Being a young female in a field dominated by middle-aged men, Pandya considered herself unpredictable. “You can’t ignore me,” she says. “You can’t confuse me with another band.” This is why she’s allowed herself to become the face of her company, EcoAdepts.


EcoAdepts is an incredibly clever trash bag solution for the eco-conscious consumer.

Eco Adepts

EcoAdept bags are biodegradable, but they don’t dissipate when exposed to the sun. Instead, the trash bags are embedded with an organic nutrient at the molecular level. Besides the added nutrient, they are manufactured and used like regular trash bags. But when the bags are deposited into landfills, they are exposed to microbes which eat the nutrients in the trash bags. In this manner, the bags are decomposed.

Because the bags only decompose when exposed to microbes, they won’t dissipate after sitting in the sun, nor will they fall apart in the cabinet. Pandya’s smart solution allows trash bags to be truly biodegradable, since many biodegradable trash bags sit buried in landfills, with no exposure to sun, Pandya explains.

Pandya tells that many biodegradable bags are often not what they say they are, and this – along with a whale watching vacation – is what inspired her to start EcoAdepts.

While planning for a whale watching vacation a few years ago, Pandya stumbled on an accidental discovery: she learned whales were consuming thousands of pounds of plastic, and subsequently being poisoned to death.

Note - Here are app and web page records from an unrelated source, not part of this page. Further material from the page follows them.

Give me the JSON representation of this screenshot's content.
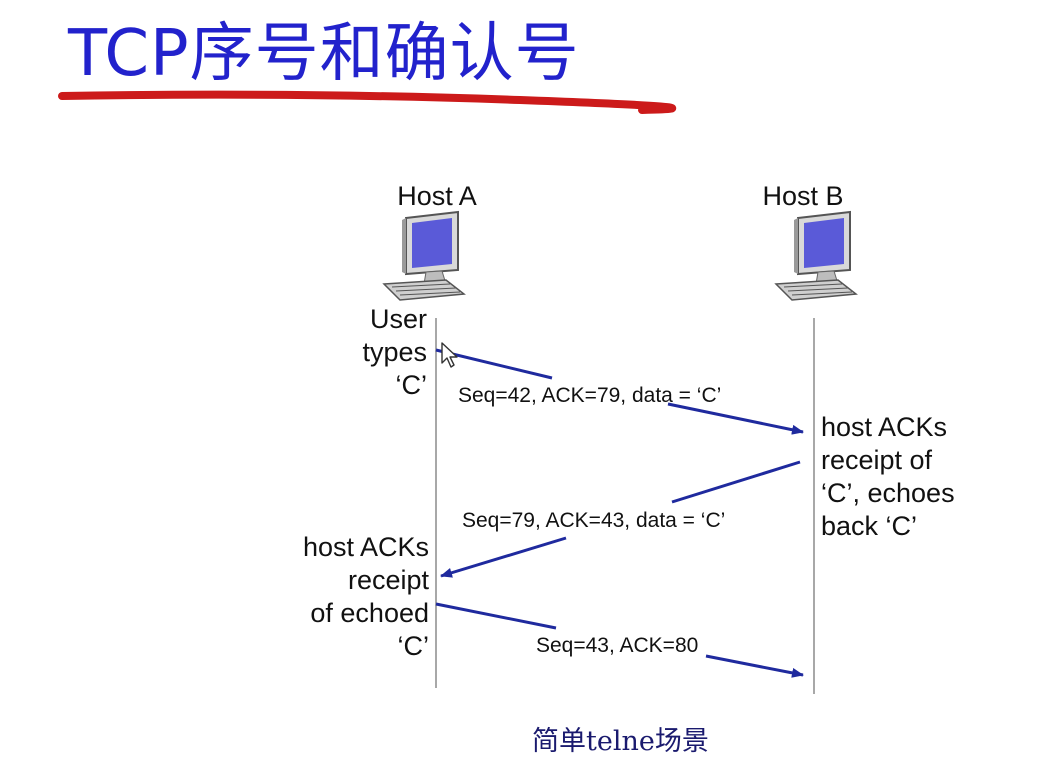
{
  "slide": {
    "title": "TCP序号和确认号",
    "caption": "简单telne场景"
  },
  "colors": {
    "title": "#2222cc",
    "underline": "#cc1a1a",
    "arrow": "#1f2a9e",
    "timeline": "#a8a8a8",
    "screen": "#5a5ad8",
    "caption": "#1a1a6e"
  },
  "hosts": {
    "a": {
      "label": "Host A",
      "icon": "desktop-computer-icon"
    },
    "b": {
      "label": "Host B",
      "icon": "desktop-computer-icon"
    }
  },
  "notes": {
    "user_types": [
      "User",
      "types",
      "‘C’"
    ],
    "b_acks": [
      "host ACKs",
      "receipt of",
      "‘C’, echoes",
      "back ‘C’"
    ],
    "a_acks": [
      "host ACKs",
      "receipt",
      "of echoed",
      "‘C’"
    ]
  },
  "messages": [
    {
      "label": "Seq=42, ACK=79, data = ‘C’",
      "from": "Host A",
      "to": "Host B"
    },
    {
      "label": "Seq=79, ACK=43, data = ‘C’",
      "from": "Host B",
      "to": "Host A"
    },
    {
      "label": "Seq=43, ACK=80",
      "from": "Host A",
      "to": "Host B"
    }
  ],
  "cursor": {
    "icon": "mouse-pointer-icon"
  }
}
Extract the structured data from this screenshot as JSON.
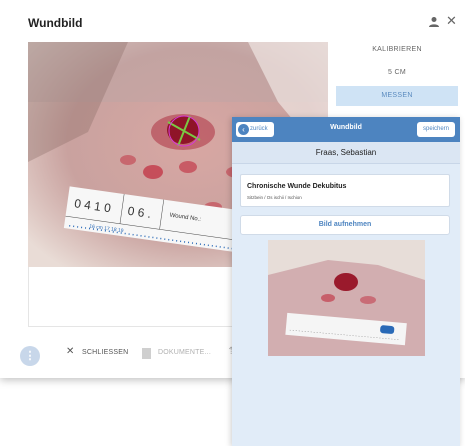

She learned about landfills twice the size of Texas that sit in our oceans, disrupting our ecosystem. “It really is an out of sight, out of mind problem,” Pandya says.

But Pandya’s solution was really just answering a simple equation. “Plastic’s in the ocean. Plastic’s permanent. How do we make plastic temporary?”

Currently her company only sells trash and doggie bags, and though Pandya would like to expand EcoAdepts, she says she’ll only focus on specific products that are necessary.

That means you’ll never see plastic shopping bags and water bottles with the EcoAdept brand, as Pandya refuses to “encourage the use of useless plastic for the sake of convenience.”

Pandya hopes small changes like these will turn into bigger steps down the road.  “We just create such an obscene amount of garbage. Completely incomprehensible,” she tells

Other than the green color of the EcoAdept trash bag, there is no way to physically tell the difference between her biodegradable trash bags and a regular trash bag.

Pandya is selling the trash bags first on her own web site. After that, they’ll roll out sales to other web sites. “You can only drive so much traffic to your site,” she says. “There’s a ceiling at some point.”

After building momentum on the web, the bags will be distributed to stores. “I really feel that online needs to be where the focus is for awhile and then we can move into retail distribution.”

Pandya admits to that distribution is not one of her strengths, but she plans to take slow, deliberate steps towards her goals.

“When you’re a kid, everyone always asks you what you want to be,” she says “You don’t even have {entrepreneur} in your vocabulary!”

And though she sometimes looks up from her work, somewhat startled at what she’s achieved, there’s little doubt Pandya will find success in her green solution for cleaning up our world.


Written by: Mary Ronau

Edited by: Jenny Ortiz



Cities, Create, Featured, Miami, Novelty, She Walks The Talk
No Responses to “The Accidental Environmentalist”

Leave a Reply